and he gave them in commandment all that the LORD
had spoken with him in mount Sinai. And till
Moses had done speaking with them, he put a vail on
his face. But when Moses went in before the
LORD to speak with him, he took the vail off, until
he came out. And he came out, and spake unto
the children of Israel that which he was commanded.
And the children of Israel saw the face of Moses,
that the skin of Moses' face shone: and Moses put
the vail upon his face again, until he went in to
speak with him" (Ex. 34:29, 32-35). Here is
the reference the Apostle is speaking of.
Moses' face shone brightly after speaking with God.
This causes him to put a vail over his face so the
people could see him, until Moses went back to speak
with God. This miracle faded away, for Moses'
face did not continue to shine forever. The
Apostle Paul is speaking of Moses face being "done
away" with, not the law of God. The Greek word
used for "done away" is katargeō, which
has many meanings, among which are "bring (come) to
nought, put away (down), vanish away" (Strong's
Concordance - G2673). It is true that this
word can mean abolish or make void, but the context
here is clearly in reference to Moses' face vanishing
away. We should be careful not to interpret
something as removing the law of God, which God
Himself clearly stated would last "forever" (Ex.
12:14-17, Ex. 12:24, Ex. 27:21, Ex. 28:43, Ex.
29:28, Ex. 30:21, Ex. 31:16-17, Lev. 10:15, Lev.
16:29-31, Lev. 23:21, Lev. 23:31, Lev. 24:8, Deut.
5:29, Deut. 11:1, 2 Chron. 2:4, and many, many
The rest of chapter 3 clearly confirms this
understanding. Paul states, "And not as Moses,
which put a vail over his face, that the children of
Israel could not stedfastly look to the end of that
which is abolished" (2 Cor. 3:13). Paul
clearly references Moses' face, which he put a vail
over. From Exodus 34, we know that the children
of Israel could not look to the face of Moses
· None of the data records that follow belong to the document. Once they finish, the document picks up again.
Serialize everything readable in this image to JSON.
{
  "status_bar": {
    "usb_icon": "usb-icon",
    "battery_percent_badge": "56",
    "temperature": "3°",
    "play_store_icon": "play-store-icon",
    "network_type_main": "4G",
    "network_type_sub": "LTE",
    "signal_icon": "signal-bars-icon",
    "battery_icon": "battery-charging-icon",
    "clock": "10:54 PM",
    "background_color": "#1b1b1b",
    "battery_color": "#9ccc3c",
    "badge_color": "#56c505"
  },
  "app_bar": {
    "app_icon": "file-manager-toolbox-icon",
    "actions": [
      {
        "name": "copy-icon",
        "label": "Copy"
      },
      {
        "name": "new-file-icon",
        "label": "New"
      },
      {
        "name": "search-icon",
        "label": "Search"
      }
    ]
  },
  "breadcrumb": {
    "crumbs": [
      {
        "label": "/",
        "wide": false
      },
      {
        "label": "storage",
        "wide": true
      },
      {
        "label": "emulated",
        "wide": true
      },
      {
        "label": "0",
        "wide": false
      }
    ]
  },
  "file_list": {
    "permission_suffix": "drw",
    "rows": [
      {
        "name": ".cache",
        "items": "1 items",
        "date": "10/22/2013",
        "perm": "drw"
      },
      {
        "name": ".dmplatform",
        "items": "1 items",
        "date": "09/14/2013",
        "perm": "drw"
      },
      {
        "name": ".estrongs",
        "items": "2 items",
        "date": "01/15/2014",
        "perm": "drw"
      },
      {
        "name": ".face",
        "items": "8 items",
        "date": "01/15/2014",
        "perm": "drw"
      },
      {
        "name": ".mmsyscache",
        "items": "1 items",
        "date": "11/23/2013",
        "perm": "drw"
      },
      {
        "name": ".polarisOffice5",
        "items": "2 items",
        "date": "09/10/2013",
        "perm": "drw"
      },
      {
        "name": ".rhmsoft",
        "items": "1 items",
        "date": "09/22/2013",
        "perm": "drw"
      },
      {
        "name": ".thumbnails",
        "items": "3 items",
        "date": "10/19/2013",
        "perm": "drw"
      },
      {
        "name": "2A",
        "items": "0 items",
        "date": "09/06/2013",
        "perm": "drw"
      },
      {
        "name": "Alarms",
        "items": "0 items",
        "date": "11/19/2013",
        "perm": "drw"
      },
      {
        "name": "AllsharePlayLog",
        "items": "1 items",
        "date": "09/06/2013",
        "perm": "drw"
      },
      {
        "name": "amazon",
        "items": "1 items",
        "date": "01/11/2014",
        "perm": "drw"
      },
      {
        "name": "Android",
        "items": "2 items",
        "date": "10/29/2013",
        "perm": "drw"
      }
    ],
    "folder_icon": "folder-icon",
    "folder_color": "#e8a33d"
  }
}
without the veil. The children of Israel could
not "stedfastly look" toward his face, which is what
was "abolished." The word for
the same word for "done away" in verse 7. A
better translation of katargeō, here would
be vanish away. Clearly from the context of 2
Corinthians 3, Moses' shining face is that which was
"done away" with or "abolished." Obviously his
face was not "abolished," but rather the glory of
the LORD faded away from his face. "Abolished"
and "done away" is an unfortunate mistranslation of
the word katargeō. From the context
of 2 Corinthians 3, a better translation clearly
would be "vanish away."
always need to remember that God's law is "forever"
and when it appears to say otherwise, we should error
on the side of caution and believe what God clearly
said. 2 Corinthians 3 clearly does not abolish
the law of God, but rather uses the Glory of Moses'
face as an example to show how much better the new
covenant is than the old. The Mosaic law is so
glorious that Moses' face shown brightly as he
received it, yet it was still an instrument of death
because we could not follow it. The new
covenant is even more glorious in that we have the
promised Holy Spirit to help us obey God and keep
His commandments. If the old covenant,
which brought death to us because we could not
fulfill it, was glorious, how much more the new
covenant with the promise of the Holy Spirit be
glorious. With the new covenant we have the
promise of the Holy Spirit to "cause [us] to walk in
[His] statutes, and ... keep [His] judgments, and do
them" (Eze. 36:27).